The Rule of Strict Liability and Why Excuses Don’t Work in Traffic Court

scales and gavel

To be convicted of a crime, two things must be proven beyond a reasonable doubt:

  1. A person committed an act prohibited by law known in Latin as the “actus reas.”
  2. That person had the intention to commit that action, also known in Latin as the “mens rea.”

This is not the case for most traffic citations where the Court applies the rule of strict liability. Strict liability is the concept that a person is liable for committing an action, regardless of what his/her intent or mental state was when committing that action. Even though in California, all law provisions relating to misdemeanors apply to infractions (Penal Code 19.8), most traffic citations do not require the element of intent.

Because traffic infractions do not require the element of intent to be convicted, an Officer needs only to prove that the violation occurred. So, unlike a criminal charge where an action is done without malicious intent or out of necessity, one might be found not guilty. These same defenses are not viable when applied to traffic infractions. If you are moving along with traffic at 75 mph, it is not a defense to say, “I was going with the flow of traffic.” If you are in the carpool lane by yourself because you were cut off and “trying to avoid an accident,” you will still be found guilty of the infraction based on strict liability. A court may consider these reasons when deciding a fine, but they will not dismiss a citation even though you did not intend to violate it. Commonly people at trial will admit guilt to a ticket, thinking that because they did not willfully mean to commit that violation, they will be found not guilty. Most often, the Court will take that acknowledgment as an admission to the breach and find you guilty.

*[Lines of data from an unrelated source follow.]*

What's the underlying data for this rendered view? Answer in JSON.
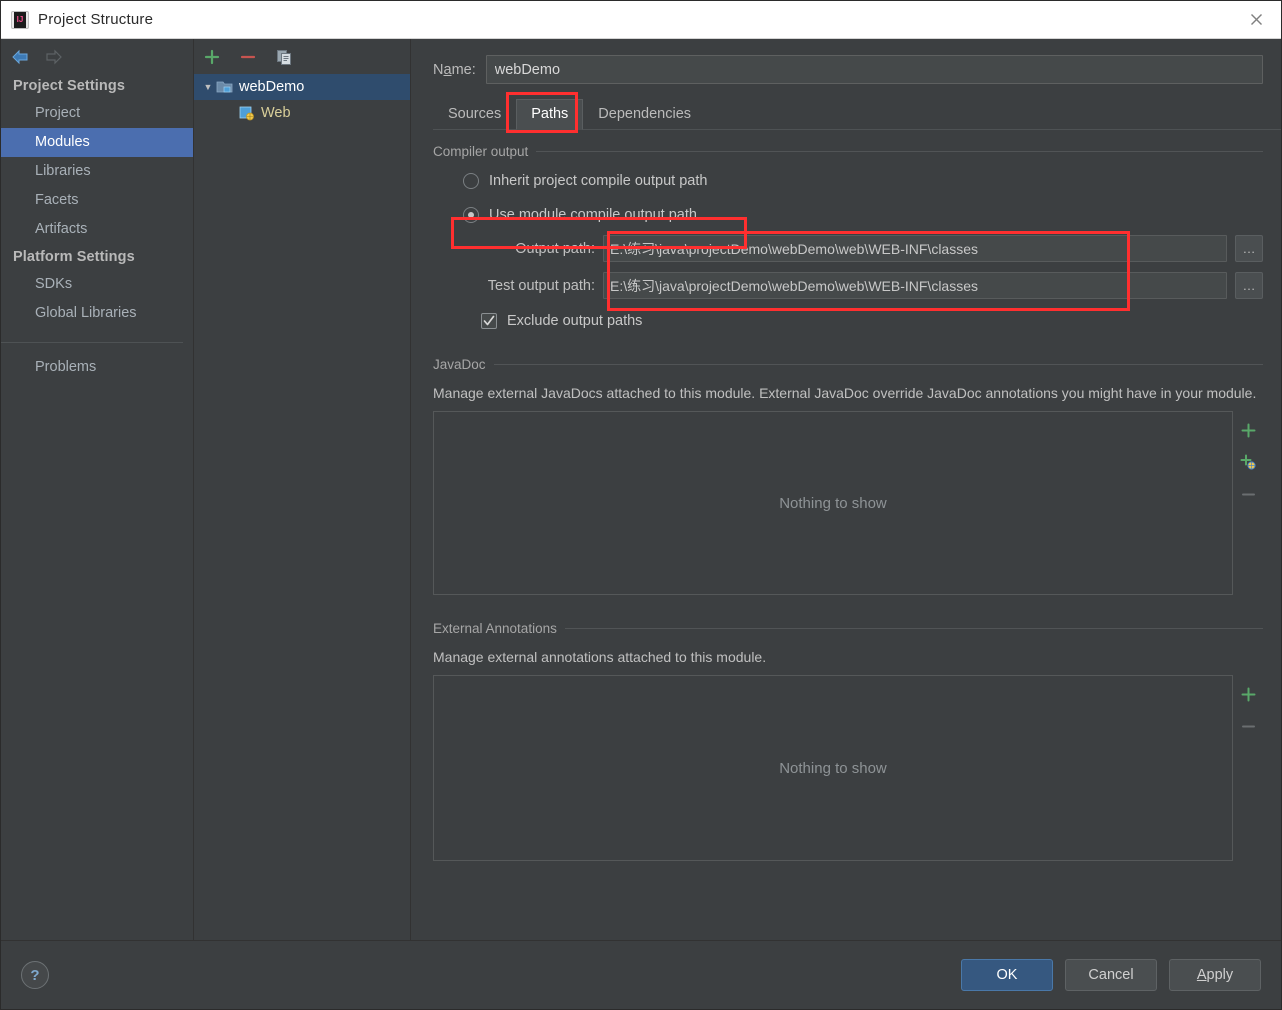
{
  "window": {
    "title": "Project Structure",
    "app_icon": "intellij-idea-icon",
    "close_label": "✕"
  },
  "sidebar": {
    "back_label": "◀",
    "forward_label": "▶",
    "groups": [
      {
        "header": "Project Settings",
        "items": [
          {
            "label": "Project",
            "selected": false
          },
          {
            "label": "Modules",
            "selected": true
          },
          {
            "label": "Libraries",
            "selected": false
          },
          {
            "label": "Facets",
            "selected": false
          },
          {
            "label": "Artifacts",
            "selected": false
          }
        ]
      },
      {
        "header": "Platform Settings",
        "items": [
          {
            "label": "SDKs",
            "selected": false
          },
          {
            "label": "Global Libraries",
            "selected": false
          }
        ]
      }
    ],
    "problems": "Problems"
  },
  "tree_panel": {
    "toolbar": {
      "add": "+",
      "remove": "−",
      "copy": "copy-icon"
    },
    "nodes": [
      {
        "label": "webDemo",
        "icon": "module-folder-icon",
        "arrow": "▼",
        "selected": true,
        "child": false
      },
      {
        "label": "Web",
        "icon": "web-facet-icon",
        "arrow": "",
        "selected": false,
        "child": true
      }
    ]
  },
  "main": {
    "name_label_pre": "N",
    "name_label_mnemonic": "a",
    "name_label_post": "me:",
    "name_value": "webDemo",
    "tabs": [
      {
        "label": "Sources",
        "active": false
      },
      {
        "label": "Paths",
        "active": true
      },
      {
        "label": "Dependencies",
        "active": false
      }
    ],
    "compiler_output": {
      "group_title": "Compiler output",
      "options": [
        {
          "label": "Inherit project compile output path",
          "checked": false
        },
        {
          "label": "Use module compile output path",
          "checked": true
        }
      ],
      "output_path_label": "Output path:",
      "output_path_value": "E:\\练习\\java\\projectDemo\\webDemo\\web\\WEB-INF\\classes",
      "test_output_path_label": "Test output path:",
      "test_output_path_value": "E:\\练习\\java\\projectDemo\\webDemo\\web\\WEB-INF\\classes",
      "browse_label": "…",
      "exclude_label": "Exclude output paths",
      "exclude_checked": true
    },
    "javadoc": {
      "group_title": "JavaDoc",
      "description": "Manage external JavaDocs attached to this module. External JavaDoc override JavaDoc annotations you might have in your module.",
      "empty_text": "Nothing to show",
      "actions": [
        "add-icon",
        "add-url-icon",
        "remove-icon"
      ]
    },
    "external_annotations": {
      "group_title": "External Annotations",
      "description": "Manage external annotations attached to this module.",
      "empty_text": "Nothing to show",
      "actions": [
        "add-icon",
        "remove-icon"
      ]
    }
  },
  "footer": {
    "help_label": "?",
    "ok_label": "OK",
    "cancel_label": "Cancel",
    "apply_label_mnemonic": "A",
    "apply_label_rest": "pply"
  },
  "colors": {
    "accent_selection": "#4b6eaf",
    "tree_selection": "#2f4c6d",
    "highlight_red": "#ff2f2f",
    "primary_button": "#365880",
    "panel_bg": "#3c3f41",
    "input_bg": "#45494a"
  }
}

Another rule that closely relates to strict liability is that “ignorance of the law is not an excuse.” Essentially, it means that if someone breaks the law, he or she is still liable even if they had no knowledge of the law being broken. The California vehicle code contains thousands of pages of finely printed statutes that no one can completely know. Even so, the Court will not dismiss a citation because you did not think it was the law.

We at RPM Law have been handling traffic citations for over a decade and know what viable defenses work at trial for traffic infractions. If you need help with a ticket, speak with someone who understands the law inside and out, give us a call at RPM Law. We have handled thousands of these cases and have the experience to help you protect your driving record.